How did you get into guitar?
“It’s a family story: my brother makes a living singing and playing piano; my father plays guitar, and transformed a valve radio into an amp; and my grandpa was a cabinet-maker, and built an SG clone for my father in his spare time. So I was born into a musical and handy family, and it was natural for me to try the guitar at some point.”
When did you start building or tinkering with effects?
“As a nerd, I think I spent more time learning about gear than learning how to play well. At 13, I worked with my dad so I could save some money and buy a Boss GT-8. I spent a year with it, creating my own presets so I could play Muse, Daft Punk, Nirvana, AC/DC. I got all of those tones at home through headphones. At 14, I decided to build my first fuzz – and it never worked. At that time, DIY kits were not as fancy and not as available as they are today. After that, I did more experiments with guitar wiring and pickups, etc. But it was only at 21, when I was at engineering school, that I had enough knowledge to understand the schematics, so I decided to try again. I started with a PCB clone of a Small Clone and, with all that I’d learned, found it really easy.”
What was the moment you realised you had a viable business?
“It wasn’t clear at first. In 2013, I was just prototyping pedals for myself when I was still at school. It was a good period to sell gear on eBay. I realised that people were willing to pay a couple of euros for my brutal clones. Then, between 2013 and 2015, I was 100 per cent into prototyping, with the aim of developing a product range and gaining an understanding of the market. Then, in 2016, I finished my studies and said to my colleague [co-founder] Magali Goullet that it was time we took this thing seriously. We both quit our day jobs and started Anasounds.
Did you have any external investment or support starting out?
“You need to invest in yourself first of all, that’s why we saved some money before we started. We are lucky in France – the government also helped and gave us a grant.”
At what point did you feel like you’d nailed your branding?

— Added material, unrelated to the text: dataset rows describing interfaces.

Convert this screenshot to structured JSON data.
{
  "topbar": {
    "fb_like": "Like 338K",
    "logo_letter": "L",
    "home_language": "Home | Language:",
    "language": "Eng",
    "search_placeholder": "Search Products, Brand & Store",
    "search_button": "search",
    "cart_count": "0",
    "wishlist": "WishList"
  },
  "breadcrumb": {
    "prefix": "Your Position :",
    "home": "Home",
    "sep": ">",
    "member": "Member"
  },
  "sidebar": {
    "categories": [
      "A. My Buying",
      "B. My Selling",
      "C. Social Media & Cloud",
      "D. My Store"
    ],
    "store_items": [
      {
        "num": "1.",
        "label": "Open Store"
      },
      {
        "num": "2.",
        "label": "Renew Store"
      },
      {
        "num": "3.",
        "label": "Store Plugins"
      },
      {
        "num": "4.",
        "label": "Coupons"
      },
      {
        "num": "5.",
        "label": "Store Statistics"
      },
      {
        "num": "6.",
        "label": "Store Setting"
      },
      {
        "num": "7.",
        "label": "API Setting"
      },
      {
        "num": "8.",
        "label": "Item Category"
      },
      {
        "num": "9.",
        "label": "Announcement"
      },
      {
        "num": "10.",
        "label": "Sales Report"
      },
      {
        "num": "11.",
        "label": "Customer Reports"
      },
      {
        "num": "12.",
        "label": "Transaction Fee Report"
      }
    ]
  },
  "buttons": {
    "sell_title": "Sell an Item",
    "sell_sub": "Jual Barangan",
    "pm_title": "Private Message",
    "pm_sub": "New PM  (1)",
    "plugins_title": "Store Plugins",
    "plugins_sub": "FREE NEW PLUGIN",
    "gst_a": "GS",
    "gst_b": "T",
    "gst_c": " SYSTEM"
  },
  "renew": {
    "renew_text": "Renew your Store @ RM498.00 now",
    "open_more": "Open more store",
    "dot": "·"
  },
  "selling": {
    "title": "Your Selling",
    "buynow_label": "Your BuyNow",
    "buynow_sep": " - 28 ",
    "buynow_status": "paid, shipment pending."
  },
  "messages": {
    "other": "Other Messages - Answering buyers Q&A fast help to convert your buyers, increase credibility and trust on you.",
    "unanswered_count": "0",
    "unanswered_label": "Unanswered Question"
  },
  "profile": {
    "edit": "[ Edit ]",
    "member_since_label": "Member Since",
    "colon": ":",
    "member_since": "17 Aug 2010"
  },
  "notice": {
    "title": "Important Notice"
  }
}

“People always recognise our brand because we try to make our pedals stand out. One of the ways we do this is by using laser-engraved bamboo on the top of the pedals. This is really different to what the competition presents and people like it. We also try to innovate every day and propose different approaches. We love to re-use vintage concepts in more simple or modern ways. This helps people bring back those gorgeous vintage tones but without all the constraints. We also launched a DIY section, because it’s the way we started, and we want others to discover it too.”
How did you come up with your best-selling product?
“The Element was a cool surprise. We arrived at NAMM 2019 with a very classic product, a spring reverb. We didn’t realise how big a success it would be. For about 300 euros people get some spring tanks and a true analogue/mechanical controller. It’s a convenient system; it’s modular and can be mounted on your pedalboard, your cab or anywhere you can dream of. It was really surprising for us, to the point that even today we’re still producing a lot of Elements and are still out of stock. We’ve counted more than 1,000 users of Element in less than a year.”
What’s your proudest moment as a maker?
“Our masterclasses are my most exciting experiences. It was a dream of mine to run a class for electronics students. Finally, I’ve found a way to combine electronics and guitar passion and am able to share it with even more passionate folks.”
What are the biggest opportunities for the guitar industry in 2020?
“I think that guitarists have a lot of possibilities today – maybe too many. We still need to innovate and create new, funky tones and features but there are too many copies and similar products. The media needs to find a way to interact more with the community, to teach us more about how to use it effectively and how to understand it. As a builder, we receive a lot of similar requests.”
What’s next for Anasounds?
“Our challenge for this year will be, in association with other French YouTubers, to create a new and innovative French media by linking YouTube channels and ecommerce, with a new approach to gear, totally independent, honest and full of passion. It will be called Palf for Pédale à la Française. Regarding Anasounds, the team is growing, even in research and development, and this gives us the opportunity to work on more and more interesting projects, such as new pedals and other related gear.”
Find out more at anasounds.com.